New NTU marine research lab to help cut cost of 'green' shipping

Having a tour of the Sembcorp Marine Lab are (front row, from left) Prof Louis Phee, chair of NTU's School of Mechanical and Aerospace Engineering; Sembcorp Marine president and CEO Wong Weng Sun, NTU Provost Freddy Boey, and Prof Lua Aik Chong, who
Having a tour of the Sembcorp Marine Lab are (front row, from left) Prof Louis Phee, chair of NTU's School of Mechanical and Aerospace Engineering; Sembcorp Marine president and CEO Wong Weng Sun, NTU Provost Freddy Boey, and Prof Lua Aik Chong, who heads the new lab.PHOTO: NANYANG TECHNOLOGICAL UNIVERSITY

A new marine research laboratory will look at how shipping companies can reduce the cost of going green.

The Sembcorp Marine Lab at Nanyang Technological University (NTU) will study ways for ships to be retrofitted and modified so they can use both diesel and clean fuel, such as liquefied natural gas (LNG) at the same time.

The new lab comes as the International Maritime Organisation, under the United Nations, is working towards imposing a global 0.5 per cent sulphur cap on marine fuel by 2020.

Sulphur dioxide emission is damaging to human health and marine fuel presently emits a maximum 3.5 per cent of the toxic gas.

It is expensive now for shipping companies to overhaul their ships to use clean fuels instead of diesel, and when installing a new engine to process clean fuel.

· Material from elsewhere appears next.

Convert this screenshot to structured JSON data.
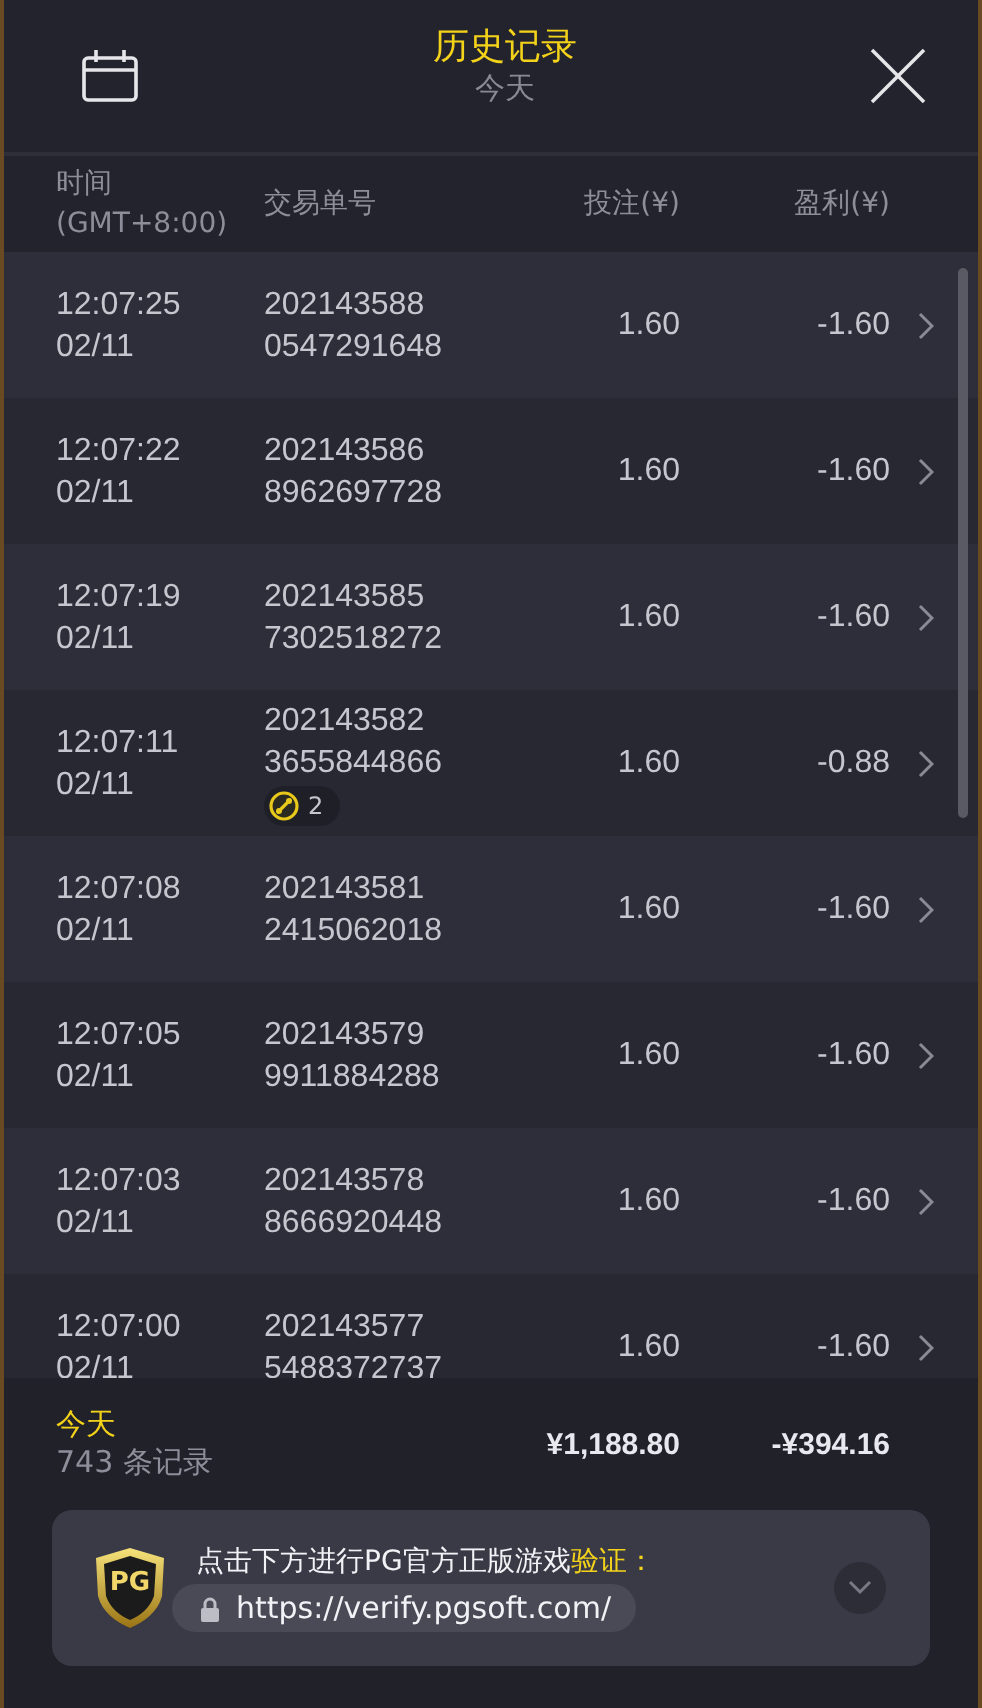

The lab was was officially opened yesterday by Mr Wong Weng Sun, president and chief executive officer of Sembcorp Marine.

Sembcorp Marine has contributed $10 million to fund the lab, which also aims to develop solutions in fuel emission management and energy efficiency.

One way to comply with the new regulations would be for shipping companies to mix LNG with heavy fuel oil to dilute the sulphur content of the mixed fuel, said Professor Lua Aik Chong, acting executive director of the Maritime Institute at NTU. He heads the new lab.

NTU researchers are studying the right balance of LNG and diesel in the mix to comply with the new regulations.

LNG is currently the cleanest fossil fuel. Its combustion does not emit soot, dust and fumes, and there is also almost no sulphur dioxide emission.

"This lab comes at an important time amid rising energy demands and environmental concerns about carbon emissions and global warming," said Prof Lua.

The lab is also equipped with the region's first dual-fuel marine engine, which can burn both diesel and LNG at the same time.

Funded and supported by the Economic Development Board, the engine will be used to study fuel combustion and how companies can cut costs while going green, added Professor Freddy Boey, who is the NTU Provost.

A version of this article appeared in the print edition of The Straits Times on December 08, 2016, with the headline 'New NTU marine research lab to help cut cost of 'green' shipping'. Print Edition | Subscribe